Since I posted my original comment another person made the comment (without any support offered) that using the plural form with none is incorrect.
Very interesting, northernguy. Just as complicated as French, at least to explain. And very helpful. (Yes, I am an English speaker.)
can 'est' really mean 'east'???? that's what the word said when i hovered over it as well as 'is'....that would be confusing.......
Yes, it does my friend. Obviously you must look to the context to decide if it sounds right or just plain ridiculous in the sentence you are translating.
The translation tips for this are very misleading. I know they are only tips. Personne = anybody, entre = bring [something] in I knew it wasn't right but still couldn't make sense of it,
I believe the correct English grammar would be 'None of us IS perfect." None is singular.
Technically none is nothing... Which is definitely not singular. But anyway, see here: http://www.oxforddictionaries.com/definition/english/none
As neverfox said, I think either is acceptable in certain contexts (My response above was a bit "tongue in cheek")
Both are deployed with enough spontaneous frequency to say that both are acceptable. Ronnie-JA's link is quite right in that regard.

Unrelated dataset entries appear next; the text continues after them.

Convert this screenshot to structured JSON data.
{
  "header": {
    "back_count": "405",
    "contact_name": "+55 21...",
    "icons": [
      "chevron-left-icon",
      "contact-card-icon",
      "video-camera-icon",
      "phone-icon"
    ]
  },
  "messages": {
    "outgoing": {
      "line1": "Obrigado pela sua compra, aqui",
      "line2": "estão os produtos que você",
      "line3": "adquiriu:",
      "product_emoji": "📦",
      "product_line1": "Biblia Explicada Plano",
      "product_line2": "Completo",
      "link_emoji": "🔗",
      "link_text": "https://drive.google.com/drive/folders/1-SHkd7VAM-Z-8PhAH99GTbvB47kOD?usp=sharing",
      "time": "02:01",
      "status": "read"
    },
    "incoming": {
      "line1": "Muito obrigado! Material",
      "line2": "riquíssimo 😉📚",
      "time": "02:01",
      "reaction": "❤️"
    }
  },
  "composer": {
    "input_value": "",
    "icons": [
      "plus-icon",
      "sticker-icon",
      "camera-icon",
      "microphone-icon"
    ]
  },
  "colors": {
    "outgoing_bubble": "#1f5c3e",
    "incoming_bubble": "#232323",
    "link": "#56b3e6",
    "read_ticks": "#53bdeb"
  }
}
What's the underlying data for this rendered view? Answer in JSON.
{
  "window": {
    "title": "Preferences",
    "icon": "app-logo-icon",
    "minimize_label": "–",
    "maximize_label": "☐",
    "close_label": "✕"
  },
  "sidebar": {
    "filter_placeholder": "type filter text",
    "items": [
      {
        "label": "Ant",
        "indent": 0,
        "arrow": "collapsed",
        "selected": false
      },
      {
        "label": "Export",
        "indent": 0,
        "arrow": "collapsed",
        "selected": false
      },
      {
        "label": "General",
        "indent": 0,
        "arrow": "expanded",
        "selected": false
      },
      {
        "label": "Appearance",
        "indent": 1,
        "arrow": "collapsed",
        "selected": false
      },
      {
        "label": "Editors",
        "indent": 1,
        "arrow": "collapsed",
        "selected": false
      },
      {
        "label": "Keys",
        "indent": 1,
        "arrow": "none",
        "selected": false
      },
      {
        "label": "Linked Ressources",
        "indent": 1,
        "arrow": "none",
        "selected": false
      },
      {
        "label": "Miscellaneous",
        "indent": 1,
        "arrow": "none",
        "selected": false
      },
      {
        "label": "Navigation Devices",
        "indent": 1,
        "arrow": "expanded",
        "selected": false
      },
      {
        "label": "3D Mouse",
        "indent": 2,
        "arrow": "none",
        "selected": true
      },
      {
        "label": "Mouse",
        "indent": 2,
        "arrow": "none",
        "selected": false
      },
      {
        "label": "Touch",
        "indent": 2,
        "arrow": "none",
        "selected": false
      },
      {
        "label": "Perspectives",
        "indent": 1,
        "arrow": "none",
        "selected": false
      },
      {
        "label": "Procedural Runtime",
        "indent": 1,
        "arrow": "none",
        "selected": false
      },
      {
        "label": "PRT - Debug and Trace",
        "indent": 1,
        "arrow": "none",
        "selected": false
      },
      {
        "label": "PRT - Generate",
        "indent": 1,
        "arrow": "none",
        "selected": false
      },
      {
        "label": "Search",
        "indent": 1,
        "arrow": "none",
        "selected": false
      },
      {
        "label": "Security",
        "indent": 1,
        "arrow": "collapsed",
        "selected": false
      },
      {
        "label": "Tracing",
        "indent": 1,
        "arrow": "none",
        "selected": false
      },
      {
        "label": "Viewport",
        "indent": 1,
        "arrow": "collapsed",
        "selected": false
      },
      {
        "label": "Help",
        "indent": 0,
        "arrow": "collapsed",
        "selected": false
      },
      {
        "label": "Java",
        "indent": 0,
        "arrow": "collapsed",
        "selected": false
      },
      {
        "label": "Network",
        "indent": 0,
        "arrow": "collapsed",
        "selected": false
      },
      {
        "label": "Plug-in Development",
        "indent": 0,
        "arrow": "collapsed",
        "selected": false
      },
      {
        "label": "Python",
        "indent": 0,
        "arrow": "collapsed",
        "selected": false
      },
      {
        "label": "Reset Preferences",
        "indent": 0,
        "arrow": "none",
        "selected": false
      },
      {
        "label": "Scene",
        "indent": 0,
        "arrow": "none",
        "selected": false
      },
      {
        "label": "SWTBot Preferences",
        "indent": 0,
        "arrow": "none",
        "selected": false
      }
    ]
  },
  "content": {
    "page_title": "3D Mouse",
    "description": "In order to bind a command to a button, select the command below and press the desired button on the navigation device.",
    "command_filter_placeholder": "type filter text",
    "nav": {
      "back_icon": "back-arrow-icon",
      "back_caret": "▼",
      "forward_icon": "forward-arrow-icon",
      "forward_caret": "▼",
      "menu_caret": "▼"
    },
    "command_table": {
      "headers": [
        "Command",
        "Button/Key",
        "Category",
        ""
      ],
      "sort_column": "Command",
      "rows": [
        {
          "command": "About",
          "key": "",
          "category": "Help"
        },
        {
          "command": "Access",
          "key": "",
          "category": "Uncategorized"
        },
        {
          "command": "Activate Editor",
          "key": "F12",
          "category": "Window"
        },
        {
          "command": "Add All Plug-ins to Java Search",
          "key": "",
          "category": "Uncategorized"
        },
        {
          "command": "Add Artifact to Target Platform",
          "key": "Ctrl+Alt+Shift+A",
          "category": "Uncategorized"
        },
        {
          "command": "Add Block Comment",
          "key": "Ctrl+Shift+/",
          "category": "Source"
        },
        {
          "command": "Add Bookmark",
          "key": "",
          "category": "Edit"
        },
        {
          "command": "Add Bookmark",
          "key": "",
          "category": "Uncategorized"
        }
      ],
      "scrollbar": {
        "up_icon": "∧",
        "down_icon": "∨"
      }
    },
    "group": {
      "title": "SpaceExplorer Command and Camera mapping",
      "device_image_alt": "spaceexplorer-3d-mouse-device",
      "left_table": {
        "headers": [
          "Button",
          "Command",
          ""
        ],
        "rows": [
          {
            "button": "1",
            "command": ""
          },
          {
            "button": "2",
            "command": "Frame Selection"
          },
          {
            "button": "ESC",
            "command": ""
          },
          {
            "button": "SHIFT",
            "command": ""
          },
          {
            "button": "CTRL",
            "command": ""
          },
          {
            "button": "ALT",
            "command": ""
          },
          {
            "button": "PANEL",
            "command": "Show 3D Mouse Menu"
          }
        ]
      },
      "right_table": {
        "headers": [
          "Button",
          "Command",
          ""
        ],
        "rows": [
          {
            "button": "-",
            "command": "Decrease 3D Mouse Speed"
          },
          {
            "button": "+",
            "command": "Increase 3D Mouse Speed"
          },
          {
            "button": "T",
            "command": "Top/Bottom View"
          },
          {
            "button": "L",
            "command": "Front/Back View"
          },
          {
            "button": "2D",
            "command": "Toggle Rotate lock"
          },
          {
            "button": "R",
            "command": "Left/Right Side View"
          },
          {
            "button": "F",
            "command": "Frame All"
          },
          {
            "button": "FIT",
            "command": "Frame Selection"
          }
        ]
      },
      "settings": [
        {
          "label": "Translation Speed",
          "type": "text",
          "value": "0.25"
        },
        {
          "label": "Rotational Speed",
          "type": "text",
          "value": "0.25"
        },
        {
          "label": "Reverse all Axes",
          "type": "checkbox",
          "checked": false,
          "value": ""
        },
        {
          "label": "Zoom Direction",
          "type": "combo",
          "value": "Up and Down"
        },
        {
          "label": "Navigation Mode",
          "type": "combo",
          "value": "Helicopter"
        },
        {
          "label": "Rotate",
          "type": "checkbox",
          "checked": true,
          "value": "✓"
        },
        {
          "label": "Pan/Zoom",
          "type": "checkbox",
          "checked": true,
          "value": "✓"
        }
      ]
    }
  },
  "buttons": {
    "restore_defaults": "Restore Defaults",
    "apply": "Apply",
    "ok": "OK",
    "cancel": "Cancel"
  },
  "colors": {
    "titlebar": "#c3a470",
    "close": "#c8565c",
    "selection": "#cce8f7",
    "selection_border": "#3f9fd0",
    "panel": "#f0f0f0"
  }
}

"Personne" is normally feminine ("Cette personne est parfaite"). But here, functioning as part of the negative, it's apparently masculine. I'm clearly missing some quirk of grammar on why.
You are right: "une personne" (a person) is a feminine noun. In the negations "personne ne..." or "ne... personne", it becomes indefinite and, therefore, masculine by default.